Identified research mainly focused on out-of-pocket expenditure for antiretroviral therapy in a form of co-payment in a publicly funded health care system. No studies were identified that examined impact of aging on increased financial vulnerability of people living with HIV. Significant differences are observed across different jurisdictions, and even within some jurisdictions, in terms of cost-sharing policies for antiretrovirals. This makes findings unique to each Canadian province, with limited generalizability.
What we did
We searched Medline (including Epub Ahead of Print and In-Process & Other Non-Indexed Citations) using a combination of text term HIV and (text term out-of-pocket or title terms [cost* or expenditure or expense* or spend* or income*]). Searches were conducted on April 16, 2019 and results limited to English articles published from 2010 to present. Reference lists of identified studies were also searched. The search yielded 1,187 references from which seven were included.

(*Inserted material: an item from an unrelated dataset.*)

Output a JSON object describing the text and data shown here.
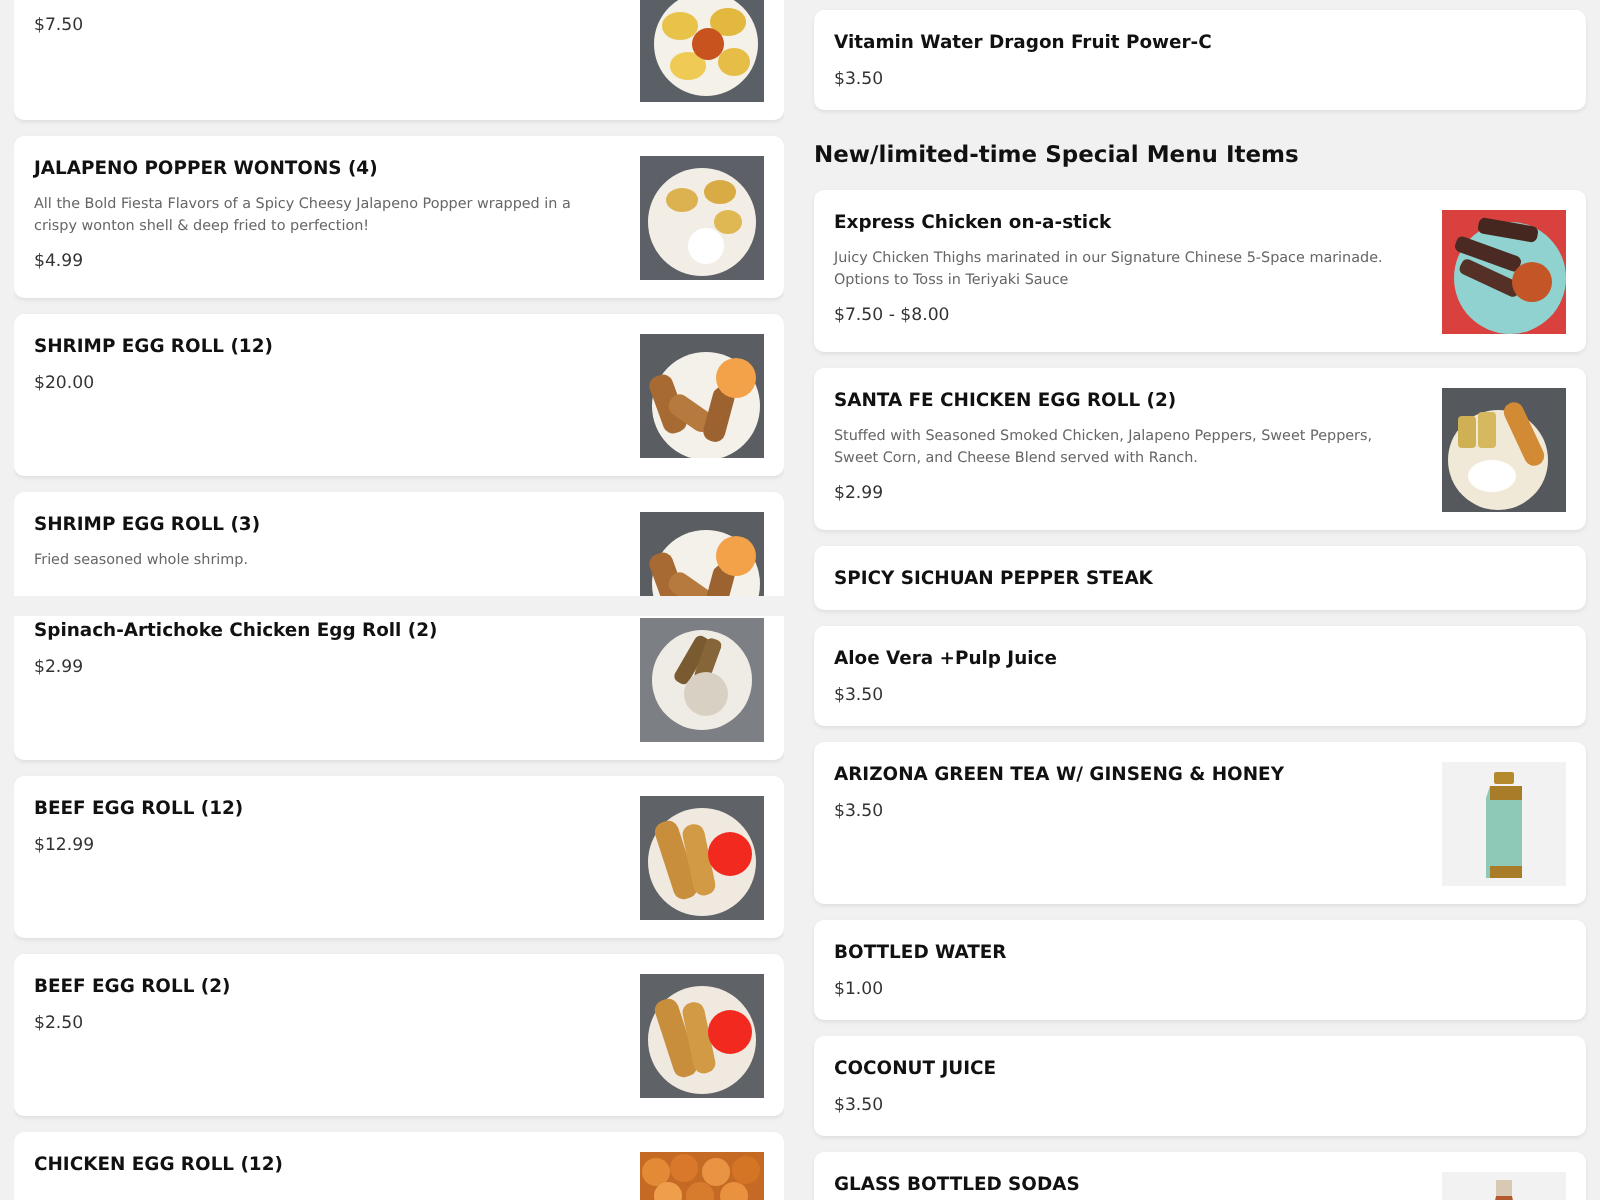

- Krentz HB, Gill MJ. Increased costs of HIV care associated with aging in an HIV-infected population. HIV Medicine. 2015;16(1):38–47.
- Yoong D, Bayoumi AM, Robinson L, Rachlis B, Antoniou T. Public prescription drug plan coverage for antiretrovirals and the potential cost to people living with HIV in Canada: A descriptive study. CMAJ Open. 2018;6(4):E551–E60.
- Rachlis B, Light L, Gardner S, Burchell AN, Raboud J, Kendall C, et al. The impact of drug coverage on viral suppression among people living with HIV in Ontario, Canada. Canadian Journal of Public Health Revue Canadienne de Sante Publique. 2018;109(5–6):800–9.
- McAllister J, Beardsworth G, Lavie E, MacRae K, Carr A. Financial stress is associated with reduced treatment adherence in HIV‐infected adults in a resource‐rich setting. HIV Medicine. 2013;14(2):120–4.
- Global Burden of Disease Health Financing Collaborator N. Spending on health and HIV/AIDS: Domestic health spending and development assistance in 188 countries, 1995–2015. Lancet. 2018;391(10132):1799–829.
- Wilkinson AL, McMahon J, Cheah YS, Bradshaw CS, El-Hayek C, Stoove M. Paying the price in an era of HIV treatment as prevention: A retrospective study of the cost burden of HIV treatment for people living with HIV in Victoria, Australia. Sexual Health. 2015;12(1):34–8.
- Australian Government Department of Health. The Pharmaceutical Benefits Scheme. About the PBS. 2019. Available from: http://www.pbs.gov.au/info/about-the-pbs Accessed May 1, 2019.
Rapid Response Service. Out-of-pocket costs associated with HIV in publicly funded high-income health care settings. Toronto, Canada: Ontario HIV Treatment Network; May 2019.